Implications of aged and youth dependency

Most MEDCs are experiencing slow rates of population growth and some are experiencing population decline.

Most MEDCs are in stage 4 of the demographic transition model - the population is high, but not growing.

Some countries have a declining population and could be said to be entering stage 5.

This means that the birth rate in their country has fallen below the death rate. Most MEDCs have a very low rate of natural increase.

The average life expectancy in MEDCs is rising. This is due to:

  • improvements in health care and medicine;
  • increased leisure and recreation time;
  • improved knowledge about the importance of a balanced diet and regular exercise;
  • improved living standards and quality of life.

Birth rates in MEDCs are falling as people choose to have smaller families later in life. Contraception is easily available and well understood.

An aging population

Photograph of elderly people

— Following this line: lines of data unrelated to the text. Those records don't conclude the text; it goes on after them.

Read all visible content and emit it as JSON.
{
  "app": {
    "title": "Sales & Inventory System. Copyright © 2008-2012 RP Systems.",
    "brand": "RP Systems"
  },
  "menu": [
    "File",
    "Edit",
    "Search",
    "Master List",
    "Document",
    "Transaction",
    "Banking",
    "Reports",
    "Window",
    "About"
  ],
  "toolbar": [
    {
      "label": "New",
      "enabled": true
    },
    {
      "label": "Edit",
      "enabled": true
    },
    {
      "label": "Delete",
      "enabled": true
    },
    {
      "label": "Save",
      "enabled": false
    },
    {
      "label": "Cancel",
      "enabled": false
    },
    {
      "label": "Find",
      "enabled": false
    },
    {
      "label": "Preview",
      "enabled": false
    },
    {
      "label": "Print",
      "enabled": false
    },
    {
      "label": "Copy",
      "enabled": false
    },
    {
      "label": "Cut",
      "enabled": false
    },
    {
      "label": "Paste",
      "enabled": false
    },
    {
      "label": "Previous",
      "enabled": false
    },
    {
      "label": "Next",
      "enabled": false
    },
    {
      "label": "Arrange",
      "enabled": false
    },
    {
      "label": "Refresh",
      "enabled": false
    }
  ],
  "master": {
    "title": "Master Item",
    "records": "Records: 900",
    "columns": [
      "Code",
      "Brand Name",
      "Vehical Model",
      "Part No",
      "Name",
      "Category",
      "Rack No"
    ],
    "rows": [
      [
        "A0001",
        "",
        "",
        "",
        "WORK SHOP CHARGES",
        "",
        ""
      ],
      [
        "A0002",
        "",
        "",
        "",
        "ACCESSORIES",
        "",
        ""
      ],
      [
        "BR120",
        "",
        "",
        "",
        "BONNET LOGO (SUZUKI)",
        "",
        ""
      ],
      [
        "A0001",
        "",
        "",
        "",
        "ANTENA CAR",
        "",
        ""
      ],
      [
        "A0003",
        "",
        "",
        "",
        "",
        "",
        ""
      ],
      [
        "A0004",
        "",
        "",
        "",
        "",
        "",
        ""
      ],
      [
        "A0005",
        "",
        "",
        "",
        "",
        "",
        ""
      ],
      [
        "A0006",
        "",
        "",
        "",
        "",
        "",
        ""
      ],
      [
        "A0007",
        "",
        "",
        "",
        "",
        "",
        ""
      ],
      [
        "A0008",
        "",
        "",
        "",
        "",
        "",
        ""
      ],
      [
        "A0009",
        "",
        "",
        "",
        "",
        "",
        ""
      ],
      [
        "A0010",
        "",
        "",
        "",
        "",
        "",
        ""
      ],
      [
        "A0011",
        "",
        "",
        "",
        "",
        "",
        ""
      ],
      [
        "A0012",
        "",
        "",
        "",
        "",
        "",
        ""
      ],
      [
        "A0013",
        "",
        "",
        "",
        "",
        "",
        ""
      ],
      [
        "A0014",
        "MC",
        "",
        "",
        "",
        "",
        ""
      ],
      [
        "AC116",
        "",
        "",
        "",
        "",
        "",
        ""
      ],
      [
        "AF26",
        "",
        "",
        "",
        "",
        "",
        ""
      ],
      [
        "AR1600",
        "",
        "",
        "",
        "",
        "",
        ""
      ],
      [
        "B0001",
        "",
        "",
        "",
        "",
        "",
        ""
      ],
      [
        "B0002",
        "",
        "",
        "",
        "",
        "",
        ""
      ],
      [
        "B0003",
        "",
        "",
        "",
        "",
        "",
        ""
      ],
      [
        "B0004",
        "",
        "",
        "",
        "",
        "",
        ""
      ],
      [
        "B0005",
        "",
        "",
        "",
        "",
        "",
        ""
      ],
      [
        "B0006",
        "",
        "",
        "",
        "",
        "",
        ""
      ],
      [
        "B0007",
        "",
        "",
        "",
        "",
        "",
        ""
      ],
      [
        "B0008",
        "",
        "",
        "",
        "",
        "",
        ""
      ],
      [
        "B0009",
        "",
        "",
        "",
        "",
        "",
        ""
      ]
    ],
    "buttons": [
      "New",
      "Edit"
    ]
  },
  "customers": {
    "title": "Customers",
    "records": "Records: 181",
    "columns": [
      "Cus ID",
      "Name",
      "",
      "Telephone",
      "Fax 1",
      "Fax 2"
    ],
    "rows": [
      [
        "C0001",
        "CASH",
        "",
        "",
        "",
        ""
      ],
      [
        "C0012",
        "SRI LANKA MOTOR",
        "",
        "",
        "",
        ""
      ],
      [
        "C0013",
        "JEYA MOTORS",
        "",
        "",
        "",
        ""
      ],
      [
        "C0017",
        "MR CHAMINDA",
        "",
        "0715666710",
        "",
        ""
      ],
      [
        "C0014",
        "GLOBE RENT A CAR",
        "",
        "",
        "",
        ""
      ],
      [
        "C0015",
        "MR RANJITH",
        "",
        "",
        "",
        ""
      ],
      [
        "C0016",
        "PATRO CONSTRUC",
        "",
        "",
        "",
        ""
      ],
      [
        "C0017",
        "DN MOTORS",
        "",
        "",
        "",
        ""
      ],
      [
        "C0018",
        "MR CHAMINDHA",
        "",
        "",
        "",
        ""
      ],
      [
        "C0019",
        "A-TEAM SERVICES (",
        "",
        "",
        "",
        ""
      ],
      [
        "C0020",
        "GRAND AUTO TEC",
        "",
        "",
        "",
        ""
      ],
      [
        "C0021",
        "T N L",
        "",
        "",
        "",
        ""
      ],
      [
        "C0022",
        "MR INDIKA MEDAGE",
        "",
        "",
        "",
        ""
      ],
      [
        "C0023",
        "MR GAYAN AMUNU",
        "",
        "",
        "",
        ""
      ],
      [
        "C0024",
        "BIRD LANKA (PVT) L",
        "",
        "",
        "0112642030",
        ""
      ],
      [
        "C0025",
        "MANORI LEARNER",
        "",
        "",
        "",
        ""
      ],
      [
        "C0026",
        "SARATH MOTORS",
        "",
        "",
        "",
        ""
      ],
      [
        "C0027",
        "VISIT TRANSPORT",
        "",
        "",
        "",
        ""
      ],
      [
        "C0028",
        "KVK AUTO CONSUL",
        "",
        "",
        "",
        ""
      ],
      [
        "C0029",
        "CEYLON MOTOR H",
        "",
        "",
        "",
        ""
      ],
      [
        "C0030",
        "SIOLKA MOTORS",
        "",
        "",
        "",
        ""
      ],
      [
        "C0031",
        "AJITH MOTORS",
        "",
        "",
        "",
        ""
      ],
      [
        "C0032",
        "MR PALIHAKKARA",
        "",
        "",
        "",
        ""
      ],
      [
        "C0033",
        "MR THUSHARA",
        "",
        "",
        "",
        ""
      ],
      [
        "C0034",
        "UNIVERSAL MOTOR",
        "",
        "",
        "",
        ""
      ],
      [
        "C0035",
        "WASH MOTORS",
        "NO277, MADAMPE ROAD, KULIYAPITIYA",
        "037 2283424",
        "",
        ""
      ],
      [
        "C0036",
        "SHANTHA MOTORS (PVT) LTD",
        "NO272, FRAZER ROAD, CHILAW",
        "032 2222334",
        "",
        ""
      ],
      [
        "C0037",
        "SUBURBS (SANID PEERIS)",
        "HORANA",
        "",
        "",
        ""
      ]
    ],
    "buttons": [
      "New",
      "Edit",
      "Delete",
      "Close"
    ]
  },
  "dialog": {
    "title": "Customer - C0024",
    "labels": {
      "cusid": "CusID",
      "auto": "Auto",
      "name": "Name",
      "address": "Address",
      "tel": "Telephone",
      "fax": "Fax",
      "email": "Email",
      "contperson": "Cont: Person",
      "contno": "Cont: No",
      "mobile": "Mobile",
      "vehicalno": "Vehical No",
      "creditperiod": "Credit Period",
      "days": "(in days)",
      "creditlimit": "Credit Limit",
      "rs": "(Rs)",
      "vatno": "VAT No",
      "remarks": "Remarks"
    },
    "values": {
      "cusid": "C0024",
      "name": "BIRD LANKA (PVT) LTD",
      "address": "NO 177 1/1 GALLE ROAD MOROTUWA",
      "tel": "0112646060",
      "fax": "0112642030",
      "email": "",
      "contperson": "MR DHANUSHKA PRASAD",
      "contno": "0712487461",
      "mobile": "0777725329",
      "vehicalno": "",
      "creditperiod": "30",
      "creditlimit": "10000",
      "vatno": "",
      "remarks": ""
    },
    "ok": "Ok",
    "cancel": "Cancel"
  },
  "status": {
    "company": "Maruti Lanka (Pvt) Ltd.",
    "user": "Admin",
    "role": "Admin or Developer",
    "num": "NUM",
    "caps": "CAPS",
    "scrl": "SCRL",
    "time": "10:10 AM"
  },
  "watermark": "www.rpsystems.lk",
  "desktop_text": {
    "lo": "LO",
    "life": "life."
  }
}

  • As people live longer, the structure of a population changes.
  • Many MEDCs are now experiencing a significant increase in the number of elderly people as a proportion of the population.
  • As birth rates fall and people have smaller families, the number of young dependants is falling and the number of elderly dependants is rising.
  • In the near future this will mean that there are fewer economically active people to support the elderly population.
  • To try to balance out an ageing population, some countries adopt a pro-natalist policy - that is, they encourage people to have more children by offering them benefits, such as access to childcare and maternity leave.

Implications of an aged dependency population

Social implications Economic implications
1. Care for the aged: This will include medical services and expensive residential accommodation.1. Benefits: Each pensioner will receive a pension in an MEDC for 20 or more years. Additional benefits such as free bus passes, TV licences and winter fuel payments will be a large cost to the taxpayer.
2. Family life: Hard decisions have to be taken about the best care for an elderly person. 65 year old children will end up caring for their 90 year old parents.2. Healthcare: Cost of residential care and healthcare can be expensive. Prescriptions, dental care, home help and hospital care can all cost a lot of money
3. Medical advances: People live longer. However, many older people now struggle with late onset and degenerative illnesses such as Alzheimer’s and Parkinson’s.3. Residential care: More money needs to be set aside to help look after the older people. Accommodation might need to be modified or special pensioner bungalows built that have been adapted for pensioner-use.
4. Loneliness: Often women live longer than their male partners.